(Supplied entries)

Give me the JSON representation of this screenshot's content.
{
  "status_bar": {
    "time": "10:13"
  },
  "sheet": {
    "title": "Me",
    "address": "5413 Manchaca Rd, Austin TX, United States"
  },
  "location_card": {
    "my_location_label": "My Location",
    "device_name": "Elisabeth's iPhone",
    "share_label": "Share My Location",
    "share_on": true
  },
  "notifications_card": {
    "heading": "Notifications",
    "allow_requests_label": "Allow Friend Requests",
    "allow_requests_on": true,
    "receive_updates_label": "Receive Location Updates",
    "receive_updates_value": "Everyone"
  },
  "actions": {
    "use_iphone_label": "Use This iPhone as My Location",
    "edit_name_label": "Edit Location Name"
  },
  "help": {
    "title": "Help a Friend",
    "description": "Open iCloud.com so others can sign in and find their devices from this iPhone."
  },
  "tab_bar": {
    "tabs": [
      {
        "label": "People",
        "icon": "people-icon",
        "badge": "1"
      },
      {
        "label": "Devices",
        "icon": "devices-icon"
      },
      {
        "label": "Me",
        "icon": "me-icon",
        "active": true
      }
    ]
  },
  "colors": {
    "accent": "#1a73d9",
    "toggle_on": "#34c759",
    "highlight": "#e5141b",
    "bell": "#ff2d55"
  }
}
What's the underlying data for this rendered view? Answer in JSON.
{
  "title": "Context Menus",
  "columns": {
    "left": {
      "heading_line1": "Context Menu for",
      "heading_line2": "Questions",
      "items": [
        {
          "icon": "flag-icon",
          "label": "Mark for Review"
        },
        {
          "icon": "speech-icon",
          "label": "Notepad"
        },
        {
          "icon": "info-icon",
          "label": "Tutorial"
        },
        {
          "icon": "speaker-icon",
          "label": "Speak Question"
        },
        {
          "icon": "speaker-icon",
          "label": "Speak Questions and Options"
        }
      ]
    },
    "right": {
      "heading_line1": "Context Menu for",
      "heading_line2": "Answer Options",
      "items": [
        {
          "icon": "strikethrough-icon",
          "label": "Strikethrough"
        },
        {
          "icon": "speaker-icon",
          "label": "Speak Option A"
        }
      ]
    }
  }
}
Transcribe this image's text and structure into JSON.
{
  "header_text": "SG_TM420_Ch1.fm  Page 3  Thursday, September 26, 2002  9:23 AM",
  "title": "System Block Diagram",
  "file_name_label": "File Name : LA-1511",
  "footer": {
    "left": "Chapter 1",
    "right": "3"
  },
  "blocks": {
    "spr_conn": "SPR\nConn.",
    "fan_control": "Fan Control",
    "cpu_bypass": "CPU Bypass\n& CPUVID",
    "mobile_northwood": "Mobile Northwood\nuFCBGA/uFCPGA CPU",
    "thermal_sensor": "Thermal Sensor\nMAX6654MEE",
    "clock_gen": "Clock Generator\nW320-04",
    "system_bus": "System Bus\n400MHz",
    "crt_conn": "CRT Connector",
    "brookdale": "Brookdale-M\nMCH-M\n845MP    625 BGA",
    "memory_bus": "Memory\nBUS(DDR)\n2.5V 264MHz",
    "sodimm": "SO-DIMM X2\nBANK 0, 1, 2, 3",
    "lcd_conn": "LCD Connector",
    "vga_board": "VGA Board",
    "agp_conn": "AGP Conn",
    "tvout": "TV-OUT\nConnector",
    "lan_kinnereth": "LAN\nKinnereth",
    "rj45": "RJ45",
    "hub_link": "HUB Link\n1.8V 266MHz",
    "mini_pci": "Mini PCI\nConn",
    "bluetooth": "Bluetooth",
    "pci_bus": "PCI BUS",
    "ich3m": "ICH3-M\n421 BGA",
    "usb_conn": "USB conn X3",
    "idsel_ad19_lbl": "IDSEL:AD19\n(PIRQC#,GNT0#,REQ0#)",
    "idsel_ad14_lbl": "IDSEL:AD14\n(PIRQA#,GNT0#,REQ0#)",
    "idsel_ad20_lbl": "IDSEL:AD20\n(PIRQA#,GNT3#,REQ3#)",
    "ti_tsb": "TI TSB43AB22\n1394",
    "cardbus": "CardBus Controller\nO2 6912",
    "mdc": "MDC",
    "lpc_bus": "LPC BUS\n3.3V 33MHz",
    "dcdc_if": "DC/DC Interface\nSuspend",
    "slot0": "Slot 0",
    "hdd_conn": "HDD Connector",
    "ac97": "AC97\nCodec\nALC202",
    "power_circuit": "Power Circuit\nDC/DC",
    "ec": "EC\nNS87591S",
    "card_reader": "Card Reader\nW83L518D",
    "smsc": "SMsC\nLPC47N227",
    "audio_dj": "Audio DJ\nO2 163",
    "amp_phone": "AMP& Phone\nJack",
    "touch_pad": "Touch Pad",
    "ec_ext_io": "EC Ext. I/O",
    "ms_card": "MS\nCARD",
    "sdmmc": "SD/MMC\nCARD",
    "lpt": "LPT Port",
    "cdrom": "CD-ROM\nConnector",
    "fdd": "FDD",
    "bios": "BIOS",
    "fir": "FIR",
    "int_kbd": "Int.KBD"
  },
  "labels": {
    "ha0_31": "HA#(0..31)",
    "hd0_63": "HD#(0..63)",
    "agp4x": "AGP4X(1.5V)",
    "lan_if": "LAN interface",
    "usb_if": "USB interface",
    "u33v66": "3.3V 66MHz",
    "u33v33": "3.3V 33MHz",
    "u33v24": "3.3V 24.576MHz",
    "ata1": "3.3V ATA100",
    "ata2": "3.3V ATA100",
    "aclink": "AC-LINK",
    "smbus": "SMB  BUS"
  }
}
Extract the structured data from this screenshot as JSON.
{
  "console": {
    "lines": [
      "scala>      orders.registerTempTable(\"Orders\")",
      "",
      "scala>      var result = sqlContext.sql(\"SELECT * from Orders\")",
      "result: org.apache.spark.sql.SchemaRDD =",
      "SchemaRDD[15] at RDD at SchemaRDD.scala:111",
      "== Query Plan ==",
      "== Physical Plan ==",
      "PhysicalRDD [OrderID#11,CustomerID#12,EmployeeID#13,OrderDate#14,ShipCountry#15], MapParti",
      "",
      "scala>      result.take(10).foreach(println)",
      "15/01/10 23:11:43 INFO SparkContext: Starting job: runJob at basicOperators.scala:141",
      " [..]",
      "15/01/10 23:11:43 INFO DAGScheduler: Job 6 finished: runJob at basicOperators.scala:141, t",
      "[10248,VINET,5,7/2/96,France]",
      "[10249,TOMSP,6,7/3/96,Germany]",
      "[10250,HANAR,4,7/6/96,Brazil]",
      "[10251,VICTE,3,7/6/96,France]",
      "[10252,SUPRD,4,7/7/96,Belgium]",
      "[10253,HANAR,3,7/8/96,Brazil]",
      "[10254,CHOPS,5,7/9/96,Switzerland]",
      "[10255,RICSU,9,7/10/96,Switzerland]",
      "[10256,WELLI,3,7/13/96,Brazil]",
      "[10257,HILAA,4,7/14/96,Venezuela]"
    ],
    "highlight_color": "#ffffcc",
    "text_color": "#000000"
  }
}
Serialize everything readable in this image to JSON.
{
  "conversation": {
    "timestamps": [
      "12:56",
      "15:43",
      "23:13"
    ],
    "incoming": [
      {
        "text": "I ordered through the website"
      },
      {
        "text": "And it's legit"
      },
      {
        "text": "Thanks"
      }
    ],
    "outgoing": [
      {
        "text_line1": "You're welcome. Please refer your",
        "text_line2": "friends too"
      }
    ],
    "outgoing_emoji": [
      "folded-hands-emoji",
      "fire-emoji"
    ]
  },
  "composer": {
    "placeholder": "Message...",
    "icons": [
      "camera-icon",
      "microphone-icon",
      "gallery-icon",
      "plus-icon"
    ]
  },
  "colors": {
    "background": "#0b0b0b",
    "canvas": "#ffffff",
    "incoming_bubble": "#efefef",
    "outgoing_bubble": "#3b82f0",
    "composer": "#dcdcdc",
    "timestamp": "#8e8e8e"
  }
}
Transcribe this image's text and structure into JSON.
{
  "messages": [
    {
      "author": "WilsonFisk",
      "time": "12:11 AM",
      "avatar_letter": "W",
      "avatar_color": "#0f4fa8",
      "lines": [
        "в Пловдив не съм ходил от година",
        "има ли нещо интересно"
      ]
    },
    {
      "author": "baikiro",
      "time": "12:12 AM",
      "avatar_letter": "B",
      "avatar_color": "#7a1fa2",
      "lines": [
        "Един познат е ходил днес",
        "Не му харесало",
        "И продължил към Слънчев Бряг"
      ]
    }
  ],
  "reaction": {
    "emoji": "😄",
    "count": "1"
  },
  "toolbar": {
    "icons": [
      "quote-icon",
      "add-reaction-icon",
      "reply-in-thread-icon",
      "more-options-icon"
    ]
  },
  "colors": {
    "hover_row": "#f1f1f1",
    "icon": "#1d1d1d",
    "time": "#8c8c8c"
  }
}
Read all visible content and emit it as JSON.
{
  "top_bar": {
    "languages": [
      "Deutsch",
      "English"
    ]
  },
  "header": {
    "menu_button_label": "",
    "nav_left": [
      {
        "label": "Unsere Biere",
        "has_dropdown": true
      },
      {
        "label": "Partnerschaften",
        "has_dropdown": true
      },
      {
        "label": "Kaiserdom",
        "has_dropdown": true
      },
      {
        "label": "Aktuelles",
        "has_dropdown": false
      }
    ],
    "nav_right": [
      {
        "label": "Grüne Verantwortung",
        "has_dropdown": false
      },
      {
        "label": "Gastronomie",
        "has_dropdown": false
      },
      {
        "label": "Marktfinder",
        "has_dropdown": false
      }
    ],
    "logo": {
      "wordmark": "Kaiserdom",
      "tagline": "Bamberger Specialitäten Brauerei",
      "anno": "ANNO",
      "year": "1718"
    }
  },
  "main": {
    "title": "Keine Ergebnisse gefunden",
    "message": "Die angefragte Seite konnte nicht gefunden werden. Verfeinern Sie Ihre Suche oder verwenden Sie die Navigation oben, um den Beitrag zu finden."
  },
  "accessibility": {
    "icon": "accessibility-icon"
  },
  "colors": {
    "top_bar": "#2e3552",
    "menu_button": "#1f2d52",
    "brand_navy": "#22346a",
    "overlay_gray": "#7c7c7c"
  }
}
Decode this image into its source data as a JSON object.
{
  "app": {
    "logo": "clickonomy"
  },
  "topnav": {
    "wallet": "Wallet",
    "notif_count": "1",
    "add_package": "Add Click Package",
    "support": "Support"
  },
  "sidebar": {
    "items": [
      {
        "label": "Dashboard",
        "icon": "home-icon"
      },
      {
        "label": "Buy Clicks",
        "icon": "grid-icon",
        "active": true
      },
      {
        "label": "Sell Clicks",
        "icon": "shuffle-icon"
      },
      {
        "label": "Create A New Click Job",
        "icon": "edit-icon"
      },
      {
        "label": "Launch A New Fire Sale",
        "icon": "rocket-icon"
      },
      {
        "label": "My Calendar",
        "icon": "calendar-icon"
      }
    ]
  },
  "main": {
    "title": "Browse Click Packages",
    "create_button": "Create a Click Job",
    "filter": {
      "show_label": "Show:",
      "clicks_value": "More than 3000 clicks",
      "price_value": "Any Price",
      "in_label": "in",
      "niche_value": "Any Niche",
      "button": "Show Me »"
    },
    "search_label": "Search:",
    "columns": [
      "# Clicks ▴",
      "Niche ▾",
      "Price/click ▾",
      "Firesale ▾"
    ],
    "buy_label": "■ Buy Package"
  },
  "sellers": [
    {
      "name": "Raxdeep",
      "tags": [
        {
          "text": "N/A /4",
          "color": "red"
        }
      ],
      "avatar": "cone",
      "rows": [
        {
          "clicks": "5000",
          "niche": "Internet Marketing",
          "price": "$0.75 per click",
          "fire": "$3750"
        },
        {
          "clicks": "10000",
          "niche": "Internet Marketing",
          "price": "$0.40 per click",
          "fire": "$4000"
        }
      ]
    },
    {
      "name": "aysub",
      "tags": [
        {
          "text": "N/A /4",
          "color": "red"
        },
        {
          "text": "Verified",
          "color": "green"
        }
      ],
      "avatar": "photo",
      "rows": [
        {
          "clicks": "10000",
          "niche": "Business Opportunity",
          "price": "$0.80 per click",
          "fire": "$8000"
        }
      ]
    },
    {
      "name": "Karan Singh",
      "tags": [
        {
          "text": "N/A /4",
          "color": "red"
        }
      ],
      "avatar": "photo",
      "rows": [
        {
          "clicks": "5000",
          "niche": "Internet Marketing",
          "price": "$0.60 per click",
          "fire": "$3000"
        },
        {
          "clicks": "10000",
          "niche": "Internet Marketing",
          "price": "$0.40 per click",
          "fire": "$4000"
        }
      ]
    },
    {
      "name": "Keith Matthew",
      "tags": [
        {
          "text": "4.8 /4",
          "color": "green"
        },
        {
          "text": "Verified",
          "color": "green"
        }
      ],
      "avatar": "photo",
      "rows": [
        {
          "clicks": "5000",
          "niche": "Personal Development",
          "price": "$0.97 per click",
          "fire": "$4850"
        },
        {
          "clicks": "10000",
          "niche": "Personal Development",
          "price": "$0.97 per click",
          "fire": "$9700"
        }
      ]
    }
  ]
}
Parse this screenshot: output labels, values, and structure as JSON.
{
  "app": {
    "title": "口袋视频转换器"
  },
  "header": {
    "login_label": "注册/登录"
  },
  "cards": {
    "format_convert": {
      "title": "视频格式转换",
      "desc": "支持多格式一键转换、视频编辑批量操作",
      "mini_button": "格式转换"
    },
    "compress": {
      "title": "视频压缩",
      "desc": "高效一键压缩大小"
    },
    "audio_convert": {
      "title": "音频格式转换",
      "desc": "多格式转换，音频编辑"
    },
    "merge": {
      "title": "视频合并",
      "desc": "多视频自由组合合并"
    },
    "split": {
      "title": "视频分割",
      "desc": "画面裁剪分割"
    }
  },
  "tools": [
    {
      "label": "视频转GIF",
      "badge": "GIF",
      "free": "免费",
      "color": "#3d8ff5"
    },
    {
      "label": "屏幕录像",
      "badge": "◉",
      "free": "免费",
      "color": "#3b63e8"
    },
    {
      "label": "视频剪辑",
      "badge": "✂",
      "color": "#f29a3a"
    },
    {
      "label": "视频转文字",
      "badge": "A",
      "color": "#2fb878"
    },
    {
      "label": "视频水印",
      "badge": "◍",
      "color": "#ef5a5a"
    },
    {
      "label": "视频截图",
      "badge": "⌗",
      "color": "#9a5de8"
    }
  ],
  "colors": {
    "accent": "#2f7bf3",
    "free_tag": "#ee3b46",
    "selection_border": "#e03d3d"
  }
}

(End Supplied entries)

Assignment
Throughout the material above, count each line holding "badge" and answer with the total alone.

Solution for this task
7